The retirement of infrastructure and private equity head Maria Tsu has put the Alaska Permanent Fund Corporation (APFC) in a tight spot for a private markets investment professional.
Tsu had worked for APFC, administrator of the Alaska Permanent Fund, a $46 billion sovereign wealth fund, for the past five years. Alaska said Tsu is retiring to devote more time to her family and will remain in Anchorage, Alaska.
In 2011, Tsu, then equities manager, was in contention to become APFC chief investment officer. Alaska wound up hiring Jay Willoughby, a longtime Merrill Lynch & Company employee and a New Jersey resident, for the role.
Marcus Frampton, who APFC in November hired to run its newly created co-investment programme, has taken over for Tsu. Frampton, who worked for LPL Financial prior to Alaska, said he would like to hire a manager of co-investment, but speculated that “finding someone with co-investment experience and getting them to move to Alaska” would prove challenging.
Located on the extreme northwest of North America, Alaska is the fourth least populous US state.
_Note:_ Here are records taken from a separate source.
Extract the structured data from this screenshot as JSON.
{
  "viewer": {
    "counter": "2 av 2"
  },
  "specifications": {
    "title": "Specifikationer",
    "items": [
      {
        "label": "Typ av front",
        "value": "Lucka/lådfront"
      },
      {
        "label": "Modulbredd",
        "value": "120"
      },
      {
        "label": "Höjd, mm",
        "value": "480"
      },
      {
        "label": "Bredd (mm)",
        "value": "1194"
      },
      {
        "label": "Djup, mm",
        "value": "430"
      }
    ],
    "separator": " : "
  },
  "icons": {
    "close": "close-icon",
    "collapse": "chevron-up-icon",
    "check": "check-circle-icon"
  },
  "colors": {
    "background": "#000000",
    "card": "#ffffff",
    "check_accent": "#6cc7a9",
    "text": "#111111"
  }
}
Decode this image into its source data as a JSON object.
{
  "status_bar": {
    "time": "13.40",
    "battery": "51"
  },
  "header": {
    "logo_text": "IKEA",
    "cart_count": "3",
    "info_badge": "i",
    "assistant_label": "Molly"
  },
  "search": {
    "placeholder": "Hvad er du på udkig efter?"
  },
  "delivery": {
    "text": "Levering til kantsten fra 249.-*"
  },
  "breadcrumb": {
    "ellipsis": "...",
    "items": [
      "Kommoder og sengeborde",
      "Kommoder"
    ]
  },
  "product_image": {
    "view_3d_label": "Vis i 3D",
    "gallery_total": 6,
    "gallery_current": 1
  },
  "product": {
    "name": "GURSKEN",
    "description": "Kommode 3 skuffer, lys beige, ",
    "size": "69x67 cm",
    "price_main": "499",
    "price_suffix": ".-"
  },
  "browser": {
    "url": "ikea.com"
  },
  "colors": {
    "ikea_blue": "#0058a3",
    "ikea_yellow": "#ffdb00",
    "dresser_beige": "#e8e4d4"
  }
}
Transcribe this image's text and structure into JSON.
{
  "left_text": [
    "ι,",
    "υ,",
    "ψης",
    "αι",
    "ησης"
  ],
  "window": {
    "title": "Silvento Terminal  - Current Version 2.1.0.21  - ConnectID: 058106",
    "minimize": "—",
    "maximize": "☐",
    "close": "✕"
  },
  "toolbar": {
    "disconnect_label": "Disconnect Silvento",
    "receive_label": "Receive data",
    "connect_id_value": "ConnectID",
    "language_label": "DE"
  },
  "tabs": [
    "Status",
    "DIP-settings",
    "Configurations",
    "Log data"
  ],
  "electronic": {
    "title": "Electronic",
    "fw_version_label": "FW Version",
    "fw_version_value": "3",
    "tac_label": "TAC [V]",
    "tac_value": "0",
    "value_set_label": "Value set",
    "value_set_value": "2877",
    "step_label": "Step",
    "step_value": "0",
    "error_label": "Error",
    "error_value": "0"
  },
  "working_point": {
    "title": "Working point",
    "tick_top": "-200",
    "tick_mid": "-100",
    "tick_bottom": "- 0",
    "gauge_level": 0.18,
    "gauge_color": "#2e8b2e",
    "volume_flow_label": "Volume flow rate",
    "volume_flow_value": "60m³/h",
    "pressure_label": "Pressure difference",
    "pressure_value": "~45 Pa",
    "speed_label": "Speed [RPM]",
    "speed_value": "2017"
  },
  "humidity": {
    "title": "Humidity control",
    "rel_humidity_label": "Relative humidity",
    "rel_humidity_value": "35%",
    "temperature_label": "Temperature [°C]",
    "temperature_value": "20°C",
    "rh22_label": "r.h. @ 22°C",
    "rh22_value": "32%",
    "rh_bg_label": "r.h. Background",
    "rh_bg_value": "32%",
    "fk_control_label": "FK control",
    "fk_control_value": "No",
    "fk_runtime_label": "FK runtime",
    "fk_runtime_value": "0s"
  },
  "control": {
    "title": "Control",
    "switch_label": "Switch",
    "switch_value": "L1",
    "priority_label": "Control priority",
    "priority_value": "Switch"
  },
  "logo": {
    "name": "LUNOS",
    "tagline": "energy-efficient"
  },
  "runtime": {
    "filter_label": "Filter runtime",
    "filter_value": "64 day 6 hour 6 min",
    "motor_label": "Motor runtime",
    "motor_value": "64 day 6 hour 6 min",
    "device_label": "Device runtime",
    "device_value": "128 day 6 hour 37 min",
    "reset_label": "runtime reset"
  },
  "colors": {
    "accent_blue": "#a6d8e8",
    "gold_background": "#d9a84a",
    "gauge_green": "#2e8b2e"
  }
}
Frampton said he is instead considering hiring a manager of fund investments while remaining in charge of co-investment. The job posting will be open through September, he said.
In May, APFC closed a co-investment deal with Global Infrastructure Partners (GIP), acquiring 35 percent of Terminal Investment Limited (TIL) for $1.93 billion. The Corporation has set aside $5 billion to put toward illiquid co-investments.
Alaska began allocating to infrastructure funds in 2007, committing $500 million to Citi Infrastructure Investors, $500 million with Goldman Sachs Infrastructure Partners II and $350 million to GIP.
In addition, APFC invested $40 million with EQT Infrastructure II, helping to seal its $1.5 billion final close, Frampton revealed. Real estate is not included in the APFC private markets bucket.